A judge in Chinese administration is responsible for registration of births, deaths, marriages; land registrations, tax collection, the hearing of civil and criminal cases and punishing criminals. In this Judge Dee books the writer focused on the criminal cases, so that is why the movie version changed the title from 'judge' to 'detective' so the western audience can grasp the meaning easily.
Judge Dee Jen-chieh was a real historical person, lived in the Tang dynasty. He lived from 630 till 700 A.D. Later he became a minister of the Imperial Court. In Detective Dee and the Mystery of the Phantom Flame we could see Dee vs Empress Wu, and this was historically correct. In 692 A.D. Dee was sent to prison, accused of treason. He then petitioned the Empress, who exiled him in P'eng-tse.
In the stories, Judge Dee was helped by Sergeant Hoong Liang, and later also by his three lieutenants Ma Joong, Chiao Tai dan Tao Gan. From the Magistrate of Peng-lai, to Han-yuan, Poo-yang, Lan-fang, Pei-chow, until the capital where he became Lord Chief Justice.
The writer, a Dutch man, took the plots from Chinese mystery stories and illustrated the books himself. He mentioned, however, that the clothes styles were taken from Ming dynasty era.
|An illustration from The Chinese Maze Murders by Van Gulik|

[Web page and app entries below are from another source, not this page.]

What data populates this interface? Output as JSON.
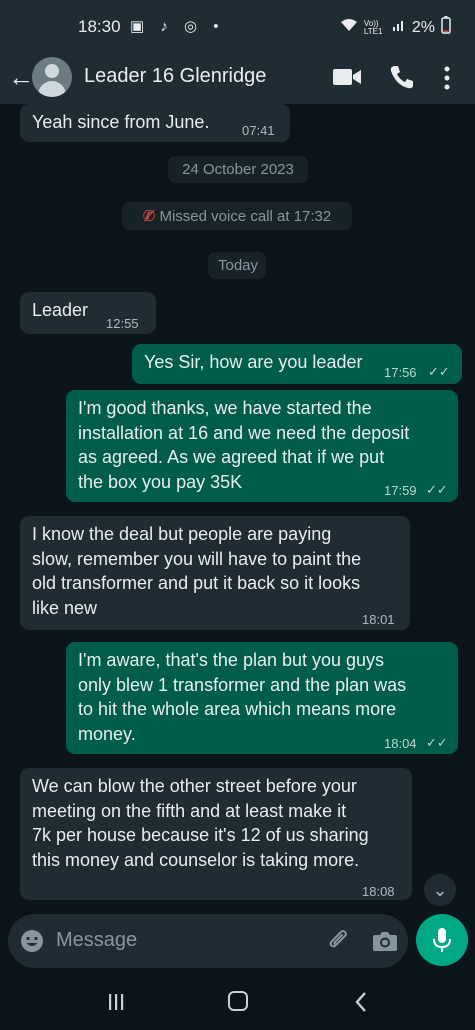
{
  "status_bar": {
    "time": "18:30",
    "left_icons": [
      "gallery-icon",
      "tiktok-icon",
      "instagram-threads-icon",
      "dot-icon"
    ],
    "network": "Vo)) LTE1",
    "battery": "2%"
  },
  "header": {
    "contact_name": "Leader 16 Glenridge",
    "actions": [
      "video-call-icon",
      "voice-call-icon",
      "more-options-icon"
    ]
  },
  "messages": [
    {
      "direction": "in",
      "text": "Yeah since from June.",
      "time": "07:41"
    },
    {
      "type": "date",
      "text": "24 October 2023"
    },
    {
      "type": "missed_call",
      "text": "Missed voice call at 17:32"
    },
    {
      "type": "date",
      "text": "Today"
    },
    {
      "direction": "in",
      "text": "Leader",
      "time": "12:55"
    },
    {
      "direction": "out",
      "text": "Yes Sir, how are you leader",
      "time": "17:56"
    },
    {
      "direction": "out",
      "lines": [
        "I'm good thanks, we have started the",
        "installation at 16 and we need the deposit",
        "as agreed. As we agreed that if we put",
        "the box you pay 35K"
      ],
      "time": "17:59"
    },
    {
      "direction": "in",
      "lines": [
        "I know the deal but people are paying",
        "slow, remember you will have to paint the",
        "old transformer and put it back so it looks",
        "like new"
      ],
      "time": "18:01"
    },
    {
      "direction": "out",
      "lines": [
        "I'm aware, that's the plan but  you guys",
        "only blew 1 transformer and the plan was",
        "to hit the whole area which means more",
        "money."
      ],
      "time": "18:04"
    },
    {
      "direction": "in",
      "lines": [
        "We can blow the other street before your",
        "meeting on the fifth and at least make it",
        "7k per house because it's 12 of us sharing",
        "this money and counselor is taking more."
      ],
      "time": "18:08"
    }
  ],
  "composer": {
    "placeholder": "Message"
  },
  "colors": {
    "background": "#0b141a",
    "incoming_bubble": "#202c33",
    "outgoing_bubble": "#005c4b",
    "accent": "#00a884"
  }
}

It's hard to pick a favourite book from the collection, but I was impressed with the Chinese Nail Murders, where Judge Dee was almost defeated by a woman, when his coroner could not find the sign of a murder. The Chinese Bell Murders was also as captivating, imagine finding a skeleton under a giant bell; and it was a tragic story, too.